Exercise directions: Where a picture occurs in the data, omit it, and copy all remaining data exactly.

Interface dataset entries:

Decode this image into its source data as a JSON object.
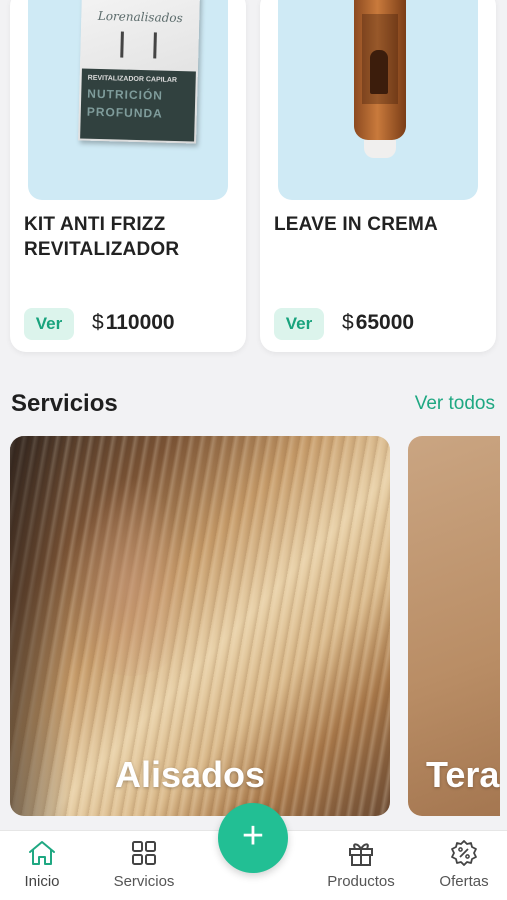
{
  "products": [
    {
      "title": "KIT ANTI FRIZZ REVITALIZADOR",
      "button": "Ver",
      "currency": "$",
      "price": "110000",
      "image": {
        "brand": "Lorenalisados",
        "line1": "REVITALIZADOR CAPILAR",
        "line2": "NUTRICIÓN",
        "line3": "PROFUNDA"
      }
    },
    {
      "title": "LEAVE IN CREMA",
      "button": "Ver",
      "currency": "$",
      "price": "65000"
    }
  ],
  "services_section": {
    "title": "Servicios",
    "see_all": "Ver todos",
    "items": [
      {
        "label": "Alisados"
      },
      {
        "label": "Tera"
      }
    ]
  },
  "nav": {
    "items": [
      {
        "label": "Inicio",
        "icon": "home-icon",
        "active": true
      },
      {
        "label": "Servicios",
        "icon": "grid-icon"
      },
      {
        "label": "Productos",
        "icon": "gift-icon"
      },
      {
        "label": "Ofertas",
        "icon": "discount-icon"
      }
    ],
    "fab_icon": "plus-icon",
    "accent": "#22bf94",
    "active_color": "#1fa882"
  }
}
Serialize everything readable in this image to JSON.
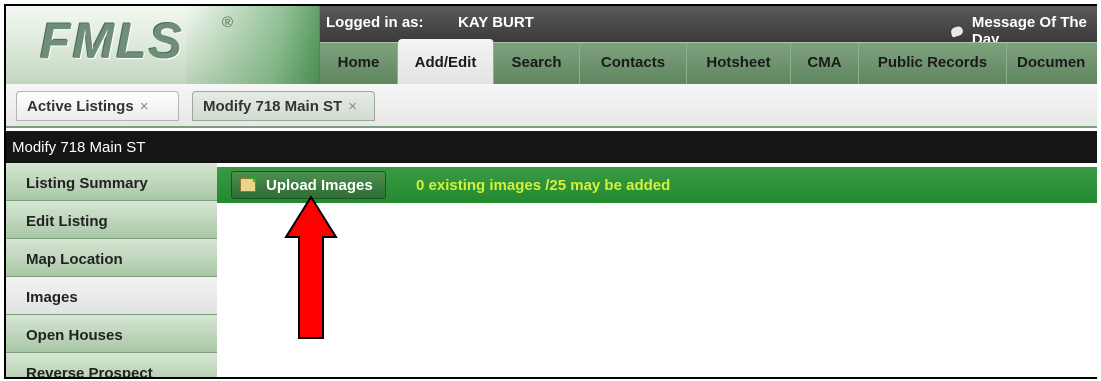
{
  "brand": {
    "logo_text": "FMLS",
    "logo_mark": "®"
  },
  "topbar": {
    "logged_in_label": "Logged in as:",
    "user_name": "KAY BURT",
    "message_of_day": "Message Of The Day",
    "message_icon": "speech-bubble-icon"
  },
  "nav": {
    "tabs": [
      {
        "label": "Home",
        "active": false
      },
      {
        "label": "Add/Edit",
        "active": true
      },
      {
        "label": "Search",
        "active": false
      },
      {
        "label": "Contacts",
        "active": false
      },
      {
        "label": "Hotsheet",
        "active": false
      },
      {
        "label": "CMA",
        "active": false
      },
      {
        "label": "Public Records",
        "active": false
      },
      {
        "label": "Documen",
        "active": false
      }
    ]
  },
  "doc_tabs": [
    {
      "label": "Active Listings",
      "close": "×",
      "active": false
    },
    {
      "label": "Modify 718 Main ST",
      "close": "×",
      "active": true
    }
  ],
  "page_title": "Modify 718 Main ST",
  "sidebar": {
    "items": [
      {
        "label": "Listing Summary",
        "active": false
      },
      {
        "label": "Edit Listing",
        "active": false
      },
      {
        "label": "Map Location",
        "active": false
      },
      {
        "label": "Images",
        "active": true
      },
      {
        "label": "Open Houses",
        "active": false
      },
      {
        "label": "Reverse Prospect",
        "active": false
      }
    ]
  },
  "images_panel": {
    "upload_button_label": "Upload Images",
    "upload_icon": "upload-image-icon",
    "status_text": "0 existing images /25 may be added"
  },
  "colors": {
    "upload_bar": "#238a30",
    "status_text": "#d4f03a",
    "annotation_arrow": "#ff0000"
  }
}
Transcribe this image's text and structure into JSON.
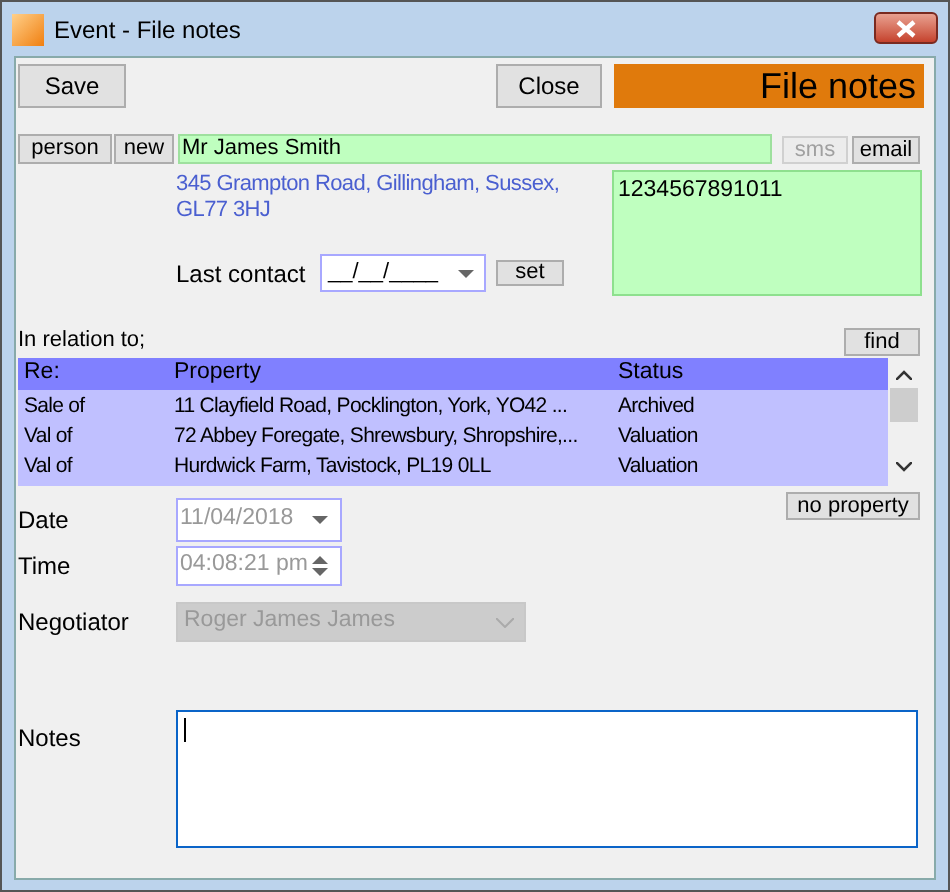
{
  "window": {
    "title": "Event - File notes"
  },
  "toolbar": {
    "save_button": "Save",
    "close_button": "Close",
    "heading": "File notes"
  },
  "contact": {
    "person_button": "person",
    "new_button": "new",
    "name": "Mr James Smith",
    "sms_button": {
      "label": "sms",
      "disabled": true
    },
    "email_button": {
      "label": "email",
      "disabled": false
    },
    "address": "345 Grampton Road, Gillingham, Sussex, GL77 3HJ",
    "phone": "1234567891011",
    "last_contact": {
      "label": "Last contact",
      "value": "__/__/____"
    },
    "set_button": "set"
  },
  "relation": {
    "label": "In relation to;",
    "find_button": "find",
    "columns": [
      "Re:",
      "Property",
      "Status"
    ],
    "rows": [
      [
        "Sale of",
        "11 Clayfield Road, Pocklington, York, YO42 ...",
        "Archived"
      ],
      [
        "Val of",
        "72 Abbey Foregate, Shrewsbury, Shropshire,...",
        "Valuation"
      ],
      [
        "Val of",
        "Hurdwick Farm, Tavistock, PL19 0LL",
        "Valuation"
      ]
    ],
    "no_property_button": "no property"
  },
  "date": {
    "label": "Date",
    "value": "11/04/2018",
    "disabled": true
  },
  "time": {
    "label": "Time",
    "value": "04:08:21 pm",
    "disabled": true
  },
  "negotiator": {
    "label": "Negotiator",
    "value": "Roger James James",
    "disabled": true
  },
  "notes": {
    "label": "Notes"
  }
}
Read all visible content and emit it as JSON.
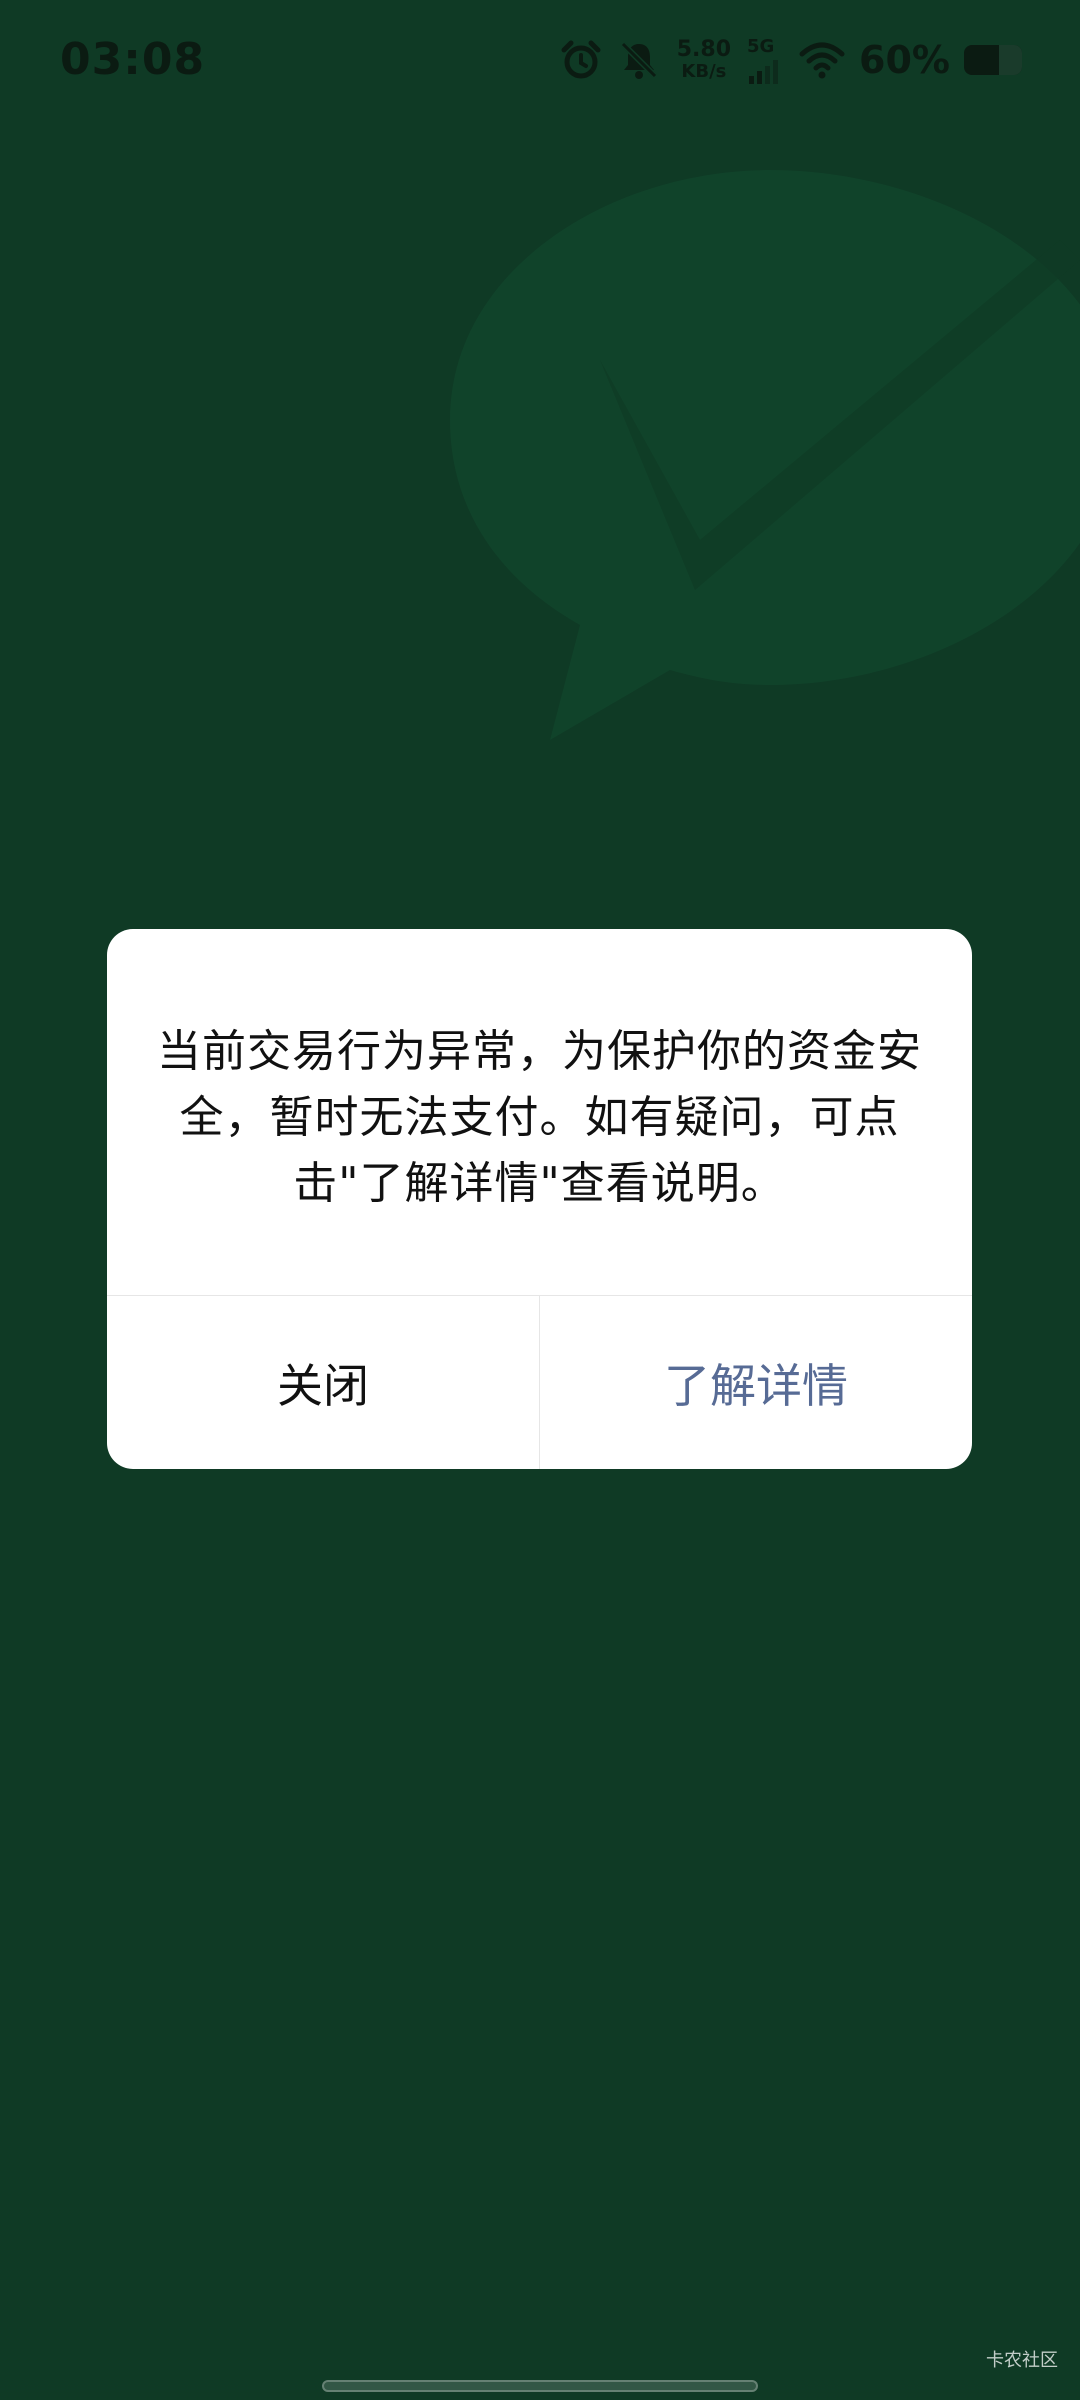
{
  "status_bar": {
    "time": "03:08",
    "net_speed_value": "5.80",
    "net_speed_unit": "KB/s",
    "network_type": "5G",
    "battery_percent": "60%",
    "battery_level": 0.6,
    "icons": [
      "alarm-icon",
      "mute-bell-icon",
      "signal-icon",
      "wifi-icon",
      "battery-icon"
    ]
  },
  "dialog": {
    "message": "当前交易行为异常，为保护你的资金安全，暂时无法支付。如有疑问，可点击\"了解详情\"查看说明。",
    "close_label": "关闭",
    "details_label": "了解详情"
  },
  "watermark": {
    "text": "卡农社区"
  },
  "colors": {
    "background": "#0f3a25",
    "dialog_bg": "#ffffff",
    "link": "#576b95",
    "text": "#111111"
  }
}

Solution:
Decode this image into its source data as a JSON object.
{
  "products": [
    {
      "title": "KIT ANTI FRIZZ REVITALIZADOR",
      "button": "Ver",
      "currency": "$",
      "price": "110000",
      "image": {
        "brand": "Lorenalisados",
        "line1": "REVITALIZADOR CAPILAR",
        "line2": "NUTRICIÓN",
        "line3": "PROFUNDA"
      }
    },
    {
      "title": "LEAVE IN CREMA",
      "button": "Ver",
      "currency": "$",
      "price": "65000"
    }
  ],
  "services_section": {
    "title": "Servicios",
    "see_all": "Ver todos",
    "items": [
      {
        "label": "Alisados"
      },
      {
        "label": "Tera"
      }
    ]
  },
  "nav": {
    "items": [
      {
        "label": "Inicio",
        "icon": "home-icon",
        "active": true
      },
      {
        "label": "Servicios",
        "icon": "grid-icon"
      },
      {
        "label": "Productos",
        "icon": "gift-icon"
      },
      {
        "label": "Ofertas",
        "icon": "discount-icon"
      }
    ],
    "fab_icon": "plus-icon",
    "accent": "#22bf94",
    "active_color": "#1fa882"
  }
}
Serialize everything readable in this image to JSON.
{
  "brand": {
    "logo_text": "FMLS",
    "logo_mark": "®"
  },
  "topbar": {
    "logged_in_label": "Logged in as:",
    "user_name": "KAY BURT",
    "message_of_day": "Message Of The Day",
    "message_icon": "speech-bubble-icon"
  },
  "nav": {
    "tabs": [
      {
        "label": "Home",
        "active": false
      },
      {
        "label": "Add/Edit",
        "active": true
      },
      {
        "label": "Search",
        "active": false
      },
      {
        "label": "Contacts",
        "active": false
      },
      {
        "label": "Hotsheet",
        "active": false
      },
      {
        "label": "CMA",
        "active": false
      },
      {
        "label": "Public Records",
        "active": false
      },
      {
        "label": "Documen",
        "active": false
      }
    ]
  },
  "doc_tabs": [
    {
      "label": "Active Listings",
      "close": "×",
      "active": false
    },
    {
      "label": "Modify 718 Main ST",
      "close": "×",
      "active": true
    }
  ],
  "page_title": "Modify 718 Main ST",
  "sidebar": {
    "items": [
      {
        "label": "Listing Summary",
        "active": false
      },
      {
        "label": "Edit Listing",
        "active": false
      },
      {
        "label": "Map Location",
        "active": false
      },
      {
        "label": "Images",
        "active": true
      },
      {
        "label": "Open Houses",
        "active": false
      },
      {
        "label": "Reverse Prospect",
        "active": false
      }
    ]
  },
  "images_panel": {
    "upload_button_label": "Upload Images",
    "upload_icon": "upload-image-icon",
    "status_text": "0 existing images /25 may be added"
  },
  "colors": {
    "upload_bar": "#238a30",
    "status_text": "#d4f03a",
    "annotation_arrow": "#ff0000"
  }
}
Transcribe this image's text and structure into JSON.
{
  "window": {
    "title": "Event - File notes"
  },
  "toolbar": {
    "save_button": "Save",
    "close_button": "Close",
    "heading": "File notes"
  },
  "contact": {
    "person_button": "person",
    "new_button": "new",
    "name": "Mr James Smith",
    "sms_button": {
      "label": "sms",
      "disabled": true
    },
    "email_button": {
      "label": "email",
      "disabled": false
    },
    "address": "345 Grampton Road, Gillingham, Sussex, GL77 3HJ",
    "phone": "1234567891011",
    "last_contact": {
      "label": "Last contact",
      "value": "__/__/____"
    },
    "set_button": "set"
  },
  "relation": {
    "label": "In relation to;",
    "find_button": "find",
    "columns": [
      "Re:",
      "Property",
      "Status"
    ],
    "rows": [
      [
        "Sale of",
        "11 Clayfield Road, Pocklington, York, YO42 ...",
        "Archived"
      ],
      [
        "Val of",
        "72 Abbey Foregate, Shrewsbury, Shropshire,...",
        "Valuation"
      ],
      [
        "Val of",
        "Hurdwick Farm, Tavistock, PL19 0LL",
        "Valuation"
      ]
    ],
    "no_property_button": "no property"
  },
  "date": {
    "label": "Date",
    "value": "11/04/2018",
    "disabled": true
  },
  "time": {
    "label": "Time",
    "value": "04:08:21 pm",
    "disabled": true
  },
  "negotiator": {
    "label": "Negotiator",
    "value": "Roger James James",
    "disabled": true
  },
  "notes": {
    "label": "Notes"
  }
}
Read all visible content and emit it as JSON.
{
  "status_bar": {
    "time": "03:08",
    "net_speed_value": "5.80",
    "net_speed_unit": "KB/s",
    "network_type": "5G",
    "battery_percent": "60%",
    "battery_level": 0.6,
    "icons": [
      "alarm-icon",
      "mute-bell-icon",
      "signal-icon",
      "wifi-icon",
      "battery-icon"
    ]
  },
  "dialog": {
    "message": "当前交易行为异常，为保护你的资金安全，暂时无法支付。如有疑问，可点击\"了解详情\"查看说明。",
    "close_label": "关闭",
    "details_label": "了解详情"
  },
  "watermark": {
    "text": "卡农社区"
  },
  "colors": {
    "background": "#0f3a25",
    "dialog_bg": "#ffffff",
    "link": "#576b95",
    "text": "#111111"
  }
}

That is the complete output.